DIRECTIONS
Copy out every line of the data where the word "المخزون" is found.

INPUT MATERIAL

Start of Block

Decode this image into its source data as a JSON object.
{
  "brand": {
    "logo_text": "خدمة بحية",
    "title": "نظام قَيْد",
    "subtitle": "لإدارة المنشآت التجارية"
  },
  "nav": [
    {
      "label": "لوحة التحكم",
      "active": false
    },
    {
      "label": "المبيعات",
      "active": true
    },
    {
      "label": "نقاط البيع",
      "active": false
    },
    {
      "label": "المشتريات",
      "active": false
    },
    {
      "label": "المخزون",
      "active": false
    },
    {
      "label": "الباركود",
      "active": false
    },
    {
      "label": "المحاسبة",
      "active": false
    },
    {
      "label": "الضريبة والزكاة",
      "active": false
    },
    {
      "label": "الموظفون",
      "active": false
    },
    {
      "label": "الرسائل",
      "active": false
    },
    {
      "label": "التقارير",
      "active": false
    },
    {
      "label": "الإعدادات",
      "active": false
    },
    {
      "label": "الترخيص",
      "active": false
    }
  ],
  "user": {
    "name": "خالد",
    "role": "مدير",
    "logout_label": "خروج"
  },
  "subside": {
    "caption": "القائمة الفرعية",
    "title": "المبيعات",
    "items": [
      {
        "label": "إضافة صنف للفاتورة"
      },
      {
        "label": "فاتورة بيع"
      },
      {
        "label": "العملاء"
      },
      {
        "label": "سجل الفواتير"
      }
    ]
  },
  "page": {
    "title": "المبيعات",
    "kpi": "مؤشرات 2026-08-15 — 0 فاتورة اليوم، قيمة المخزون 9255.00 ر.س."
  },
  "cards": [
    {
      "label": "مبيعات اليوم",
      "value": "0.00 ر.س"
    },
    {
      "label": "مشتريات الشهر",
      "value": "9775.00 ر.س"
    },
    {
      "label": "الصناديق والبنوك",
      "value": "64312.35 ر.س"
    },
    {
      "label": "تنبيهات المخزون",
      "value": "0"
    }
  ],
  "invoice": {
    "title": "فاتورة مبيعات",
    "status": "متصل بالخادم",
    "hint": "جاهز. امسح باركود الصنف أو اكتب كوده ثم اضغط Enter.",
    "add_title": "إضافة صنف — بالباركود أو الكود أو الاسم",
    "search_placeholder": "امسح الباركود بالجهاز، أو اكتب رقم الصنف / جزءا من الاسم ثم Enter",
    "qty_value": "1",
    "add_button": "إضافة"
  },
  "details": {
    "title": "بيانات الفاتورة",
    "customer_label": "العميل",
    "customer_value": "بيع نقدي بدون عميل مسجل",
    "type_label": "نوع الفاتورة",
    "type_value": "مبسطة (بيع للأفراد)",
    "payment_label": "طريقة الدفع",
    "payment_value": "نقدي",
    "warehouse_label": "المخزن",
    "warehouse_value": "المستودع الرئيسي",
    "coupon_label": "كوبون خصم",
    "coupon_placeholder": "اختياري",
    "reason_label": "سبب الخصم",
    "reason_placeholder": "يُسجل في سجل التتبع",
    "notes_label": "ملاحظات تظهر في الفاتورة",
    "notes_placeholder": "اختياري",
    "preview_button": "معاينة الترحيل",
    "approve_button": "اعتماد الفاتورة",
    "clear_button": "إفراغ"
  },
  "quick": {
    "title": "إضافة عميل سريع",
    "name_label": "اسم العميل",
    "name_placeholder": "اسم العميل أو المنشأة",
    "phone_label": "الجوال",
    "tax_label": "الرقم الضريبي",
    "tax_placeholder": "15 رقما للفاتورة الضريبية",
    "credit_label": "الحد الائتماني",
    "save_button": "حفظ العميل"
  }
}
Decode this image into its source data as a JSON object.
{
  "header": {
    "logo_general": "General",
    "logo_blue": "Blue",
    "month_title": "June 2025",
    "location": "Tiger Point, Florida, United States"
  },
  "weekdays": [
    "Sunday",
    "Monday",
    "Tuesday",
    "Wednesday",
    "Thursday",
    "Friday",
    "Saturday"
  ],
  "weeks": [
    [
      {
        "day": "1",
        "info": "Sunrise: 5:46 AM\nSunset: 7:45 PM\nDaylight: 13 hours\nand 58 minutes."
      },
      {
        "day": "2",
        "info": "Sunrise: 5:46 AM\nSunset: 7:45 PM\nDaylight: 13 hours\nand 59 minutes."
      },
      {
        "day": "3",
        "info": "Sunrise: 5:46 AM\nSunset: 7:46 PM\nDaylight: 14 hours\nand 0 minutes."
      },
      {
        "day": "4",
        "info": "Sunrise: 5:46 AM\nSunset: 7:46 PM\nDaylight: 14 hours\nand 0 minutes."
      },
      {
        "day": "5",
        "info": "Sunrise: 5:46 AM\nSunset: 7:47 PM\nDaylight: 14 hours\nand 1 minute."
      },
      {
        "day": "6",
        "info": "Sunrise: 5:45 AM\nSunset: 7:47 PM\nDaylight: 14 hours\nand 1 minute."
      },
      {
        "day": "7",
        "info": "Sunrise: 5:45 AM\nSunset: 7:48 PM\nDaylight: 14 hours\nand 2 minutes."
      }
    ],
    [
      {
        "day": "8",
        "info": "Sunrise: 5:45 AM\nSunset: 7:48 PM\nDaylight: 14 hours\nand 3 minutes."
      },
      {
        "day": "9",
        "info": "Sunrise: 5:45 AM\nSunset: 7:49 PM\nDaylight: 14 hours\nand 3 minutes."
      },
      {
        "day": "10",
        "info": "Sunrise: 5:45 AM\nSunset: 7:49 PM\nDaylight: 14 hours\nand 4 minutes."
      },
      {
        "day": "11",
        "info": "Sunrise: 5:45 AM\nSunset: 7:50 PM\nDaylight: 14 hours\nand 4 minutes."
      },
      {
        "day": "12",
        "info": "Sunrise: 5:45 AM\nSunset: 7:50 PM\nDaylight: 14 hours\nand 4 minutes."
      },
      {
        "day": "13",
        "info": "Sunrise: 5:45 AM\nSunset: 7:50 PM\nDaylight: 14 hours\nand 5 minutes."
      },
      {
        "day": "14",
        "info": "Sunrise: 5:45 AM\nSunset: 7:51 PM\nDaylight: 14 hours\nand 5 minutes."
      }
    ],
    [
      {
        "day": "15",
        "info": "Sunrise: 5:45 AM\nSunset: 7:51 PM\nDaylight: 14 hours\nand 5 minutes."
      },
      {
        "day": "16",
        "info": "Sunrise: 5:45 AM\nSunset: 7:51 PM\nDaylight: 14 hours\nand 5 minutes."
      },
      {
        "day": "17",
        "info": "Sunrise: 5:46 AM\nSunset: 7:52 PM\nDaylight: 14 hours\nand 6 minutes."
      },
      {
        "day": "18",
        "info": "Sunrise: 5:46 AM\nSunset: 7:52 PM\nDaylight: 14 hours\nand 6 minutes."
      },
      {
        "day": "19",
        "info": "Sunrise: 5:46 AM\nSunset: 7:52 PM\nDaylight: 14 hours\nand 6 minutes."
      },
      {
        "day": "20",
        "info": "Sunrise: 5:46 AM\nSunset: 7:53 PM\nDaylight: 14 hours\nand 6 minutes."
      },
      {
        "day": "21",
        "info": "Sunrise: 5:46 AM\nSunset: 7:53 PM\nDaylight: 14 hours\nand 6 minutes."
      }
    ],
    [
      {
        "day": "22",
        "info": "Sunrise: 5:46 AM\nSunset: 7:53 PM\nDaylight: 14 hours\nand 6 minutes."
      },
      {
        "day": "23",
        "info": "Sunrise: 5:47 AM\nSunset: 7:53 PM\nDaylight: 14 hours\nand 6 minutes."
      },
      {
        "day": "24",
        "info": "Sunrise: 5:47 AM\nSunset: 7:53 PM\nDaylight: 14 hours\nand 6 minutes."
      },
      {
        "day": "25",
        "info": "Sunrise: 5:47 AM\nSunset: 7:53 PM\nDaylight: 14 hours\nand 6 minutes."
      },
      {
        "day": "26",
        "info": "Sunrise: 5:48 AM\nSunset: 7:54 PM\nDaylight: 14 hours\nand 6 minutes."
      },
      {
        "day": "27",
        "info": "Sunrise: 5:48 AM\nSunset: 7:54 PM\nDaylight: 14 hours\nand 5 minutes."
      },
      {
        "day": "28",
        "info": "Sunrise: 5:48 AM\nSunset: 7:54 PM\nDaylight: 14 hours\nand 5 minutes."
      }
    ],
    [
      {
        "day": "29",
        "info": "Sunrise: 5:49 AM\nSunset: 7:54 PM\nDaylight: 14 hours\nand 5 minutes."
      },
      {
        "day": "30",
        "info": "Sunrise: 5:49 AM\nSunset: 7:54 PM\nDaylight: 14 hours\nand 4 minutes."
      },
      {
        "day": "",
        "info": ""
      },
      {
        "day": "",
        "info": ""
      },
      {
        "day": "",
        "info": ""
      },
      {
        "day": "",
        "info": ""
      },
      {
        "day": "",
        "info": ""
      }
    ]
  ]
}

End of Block

SOLUTION
      "label": "المخزون",
    "kpi": "مؤشرات 2026-08-15 — 0 فاتورة اليوم، قيمة المخزون 9255.00 ر.س."
      "label": "تنبيهات المخزون",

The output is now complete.